I’ve just read The Checklist Manifesto, a lovely little book by Anul Gawande, a surgeon and New Yorker writer who wrote a notable piece last year about finding that more expensive healthcare wasn’t necessarily better healthcare.
The premise of the book is that a simple (but well devised) checklist is perhaps the best tool we have to make us consistently more successful at managing complex situations – whether that be operating on someone, choosing companies to invest in, landing a plane or building a skyscraper.
The airline industry in particular has learned to rely on pilot checklists – and a culture of always using those checklists – to maintain safety and their evolution makes for interesting reading.

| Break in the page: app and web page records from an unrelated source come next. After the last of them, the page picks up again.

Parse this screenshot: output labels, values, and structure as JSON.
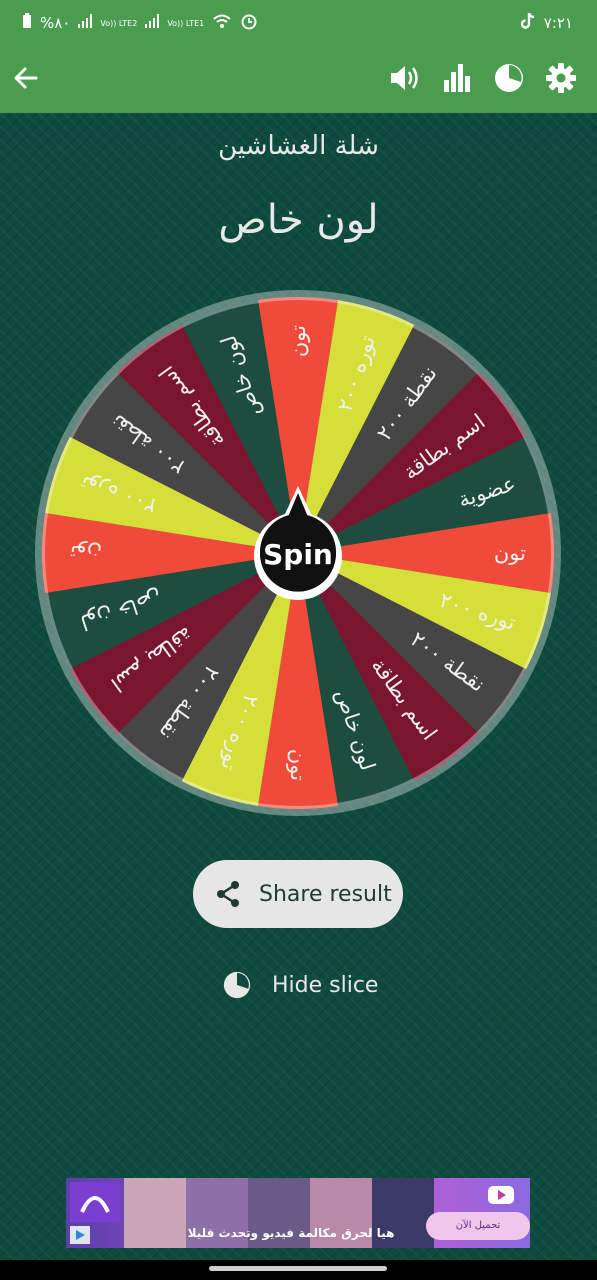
{
  "status_bar": {
    "battery": "%٨٠",
    "net1": "Vo)) LTE2",
    "net2": "Vo)) LTE1",
    "time": "٧:٢١"
  },
  "app_bar": {
    "icons": [
      "back-arrow-icon",
      "volume-icon",
      "bar-chart-icon",
      "pie-chart-icon",
      "gear-icon"
    ]
  },
  "wheel": {
    "subtitle": "شلة الغشاشين",
    "result": "لون خاص",
    "spin_label": "Spin",
    "slices": [
      {
        "label": "تون",
        "color": "#f04b3a"
      },
      {
        "label": "توره ٢٠٠",
        "color": "#d6df3a"
      },
      {
        "label": "نقطة ٢٠٠",
        "color": "#464646"
      },
      {
        "label": "اسم بطاقة",
        "color": "#7a1530"
      },
      {
        "label": "عضوية",
        "color": "#1d4d3f"
      },
      {
        "label": "تون",
        "color": "#f04b3a"
      },
      {
        "label": "توره ٢٠٠",
        "color": "#d6df3a"
      },
      {
        "label": "نقطة ٢٠٠",
        "color": "#464646"
      },
      {
        "label": "اسم بطاقة",
        "color": "#7a1530"
      },
      {
        "label": "لون خاص",
        "color": "#1d4d3f"
      },
      {
        "label": "تون",
        "color": "#f04b3a"
      },
      {
        "label": "توره ٢٠٠",
        "color": "#d6df3a"
      },
      {
        "label": "نقطة ٢٠٠",
        "color": "#464646"
      },
      {
        "label": "اسم بطاقة",
        "color": "#7a1530"
      },
      {
        "label": "لون خاص",
        "color": "#1d4d3f"
      },
      {
        "label": "تون",
        "color": "#f04b3a"
      },
      {
        "label": "توره ٢٠٠",
        "color": "#d6df3a"
      },
      {
        "label": "نقطة ٢٠٠",
        "color": "#464646"
      },
      {
        "label": "اسم بطاقة",
        "color": "#7a1530"
      },
      {
        "label": "لون خاص",
        "color": "#1d4d3f"
      }
    ]
  },
  "actions": {
    "share_label": "Share result",
    "hide_label": "Hide slice"
  },
  "ad": {
    "caption": "هيا لحرق مكالمة فيديو وتحدث قليلا",
    "cta": "تحميل الآن"
  }
}
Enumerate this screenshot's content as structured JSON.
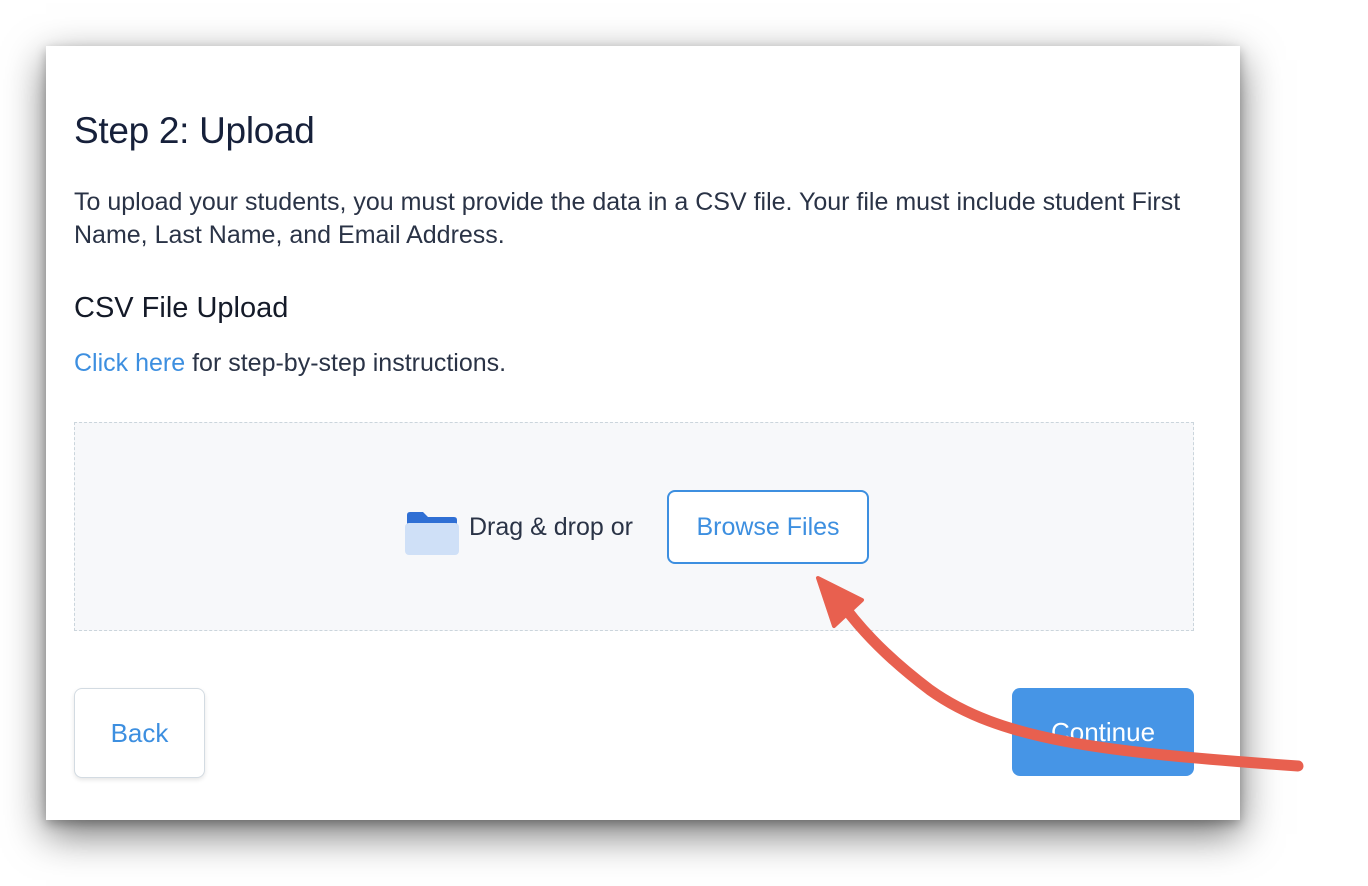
{
  "dialog": {
    "title": "Step 2: Upload",
    "description": "To upload your students, you must provide the data in a CSV file. Your file must include student First Name, Last Name, and Email Address.",
    "section_title": "CSV File Upload",
    "instructions_link": "Click here",
    "instructions_rest": " for step-by-step instructions."
  },
  "dropzone": {
    "icon": "folder-icon",
    "drag_text": "Drag & drop or",
    "browse_label": "Browse Files"
  },
  "footer": {
    "back_label": "Back",
    "continue_label": "Continue"
  },
  "annotation": {
    "icon": "curved-arrow-icon",
    "color": "#e8604f"
  },
  "colors": {
    "accent": "#3d8fe0",
    "primary_button": "#4695e6",
    "text_dark": "#16203a"
  }
}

As Gawande notes, the reason no one died when an Airbus A320 was forced to land on the Hudson river in January 2009 was not only because of skill and professionalism on the part of the pilot. It was because the pilot and crew all used the checklists provided for them for precisely that situation.
Gawande’s interest in checklists grew out of wanting to improve outcomes for surgical patients. He points to data showing that by 2004 surgeons around the world were performing 230 million major operations a year and estimates of complication rates ranged from 3 per cent to 17 per cent.
“Worldwide, at least seven million people a year are left disabled and at least one million dead – a level of harm that approaches that of malaria, tuberculosis and other traditional public health concerns.”
The numbers were sufficiently alarming to prompt the World Health Organization (WHO) to ask him to spearhead a project to tackle the issue. The project group discussed all manner of interventions – guidelines, training, incentives – but ruled them out as too easily ignored, expensive or impractical.
Research showed that simple interventions were often the best in public health. Gawande cites as examples how removing the pump from an infected water well was enough to end a famous cholera outbreak in London in 1854, and how child mortality was reduced in poor districts of Karachi, Pakistan, by supplying free soap and instructions on how and when to wash hands – a kind of checklist.
A checklist had also proved useful in reducing infections at a US children’s hospital simply by ensuring antibiotics were administered at the right time.
So the group came up with a checklist and trialled it in eight countries, including here in New Zealand, at Auckland City Hospital.
When I sat with my Dad at Auckland Hospital recently, ahead of an exploratory surgery, the pre-op nurses worked through a set of forms and asked his name, date of birth and address, asked about allergies and breathlessness and so on – things that are on the WHO Surgical Safety Checklist.
The results of the trial were so positive WHO set about rolling the project out worldwide, and New Zealand is one of the countries to have signed up to encourage its use in every hospital.
Not all have taken it up, but let’s hope they do soon. A ministerial review in NZ last year found that “44 thousand people admitted to hospital suffer an unintended injury caused in the management of their conditions, rather then the underlying disease – this is a similar rate to other countries. Although most of those people had relatively minor adverse events, about 15% resulted in permanent disability or death.”
In testing his theory about the checklist, Gawande visited building sites, the people who write the pilot checklists for Boeing, venture capitalists and top-flight restaurants. He found examples everywhere of simple checklists improving success rates, with the pilot checklists proving particularly instructive.
He learned, however, that not all checklists are created equal and he picked up tips along the way on writing a good one. Here are the main points:
- Identify pause points – the point in a process where the team needs to pause and use the checklist. In surgical checklists they came up with three: before the patient has anaesthesia, after anaesthesia but before incision, and after the operation but before the patient is wheeled out of the theatre.
- Decide whether it makes more sense to use a Do-Review or a Read-Do list. The first requires people to do their tasks then stop and review them before moving on. The other requires people to read the checklist and do each task in turn, like a recipe.
- Use simple, exact wording and use the language of the profession.
- Don’t make the checklist too long. If it’s too complex or takes too long people will give up and throw it away. Not everything has to be on the checklist. Just those things that are essential but that people can sometimes miss in the heat of the moment.
- Boeing found the best checklists have 6 to 9 points, are on one page that is sparing in colour and free of clutter, uses a mix of upper and lower case letters and a sans serif font. (Boeing use electronic checklists now too.)
- Find the right person in a given scenario to give the job of starting or overseeing the checklist. It may not be the most senior person. In some cases the checklist proved a tool for distributing responsibility and power in a way that made people work as a team and unafraid to speak up.
- Buy-in is important and so is working as a team. As part of the surgical checklist operating staff are asked to introduce each other so they know one another’s names. Research had shown that people communicate better if they know each other’s names.
- Communicating well is as important as checking for potential infection agents.
- Checklists have to be road tested in the real world.
- Checklists are not static. They need to be adapted to individual situations and improved and updated over time.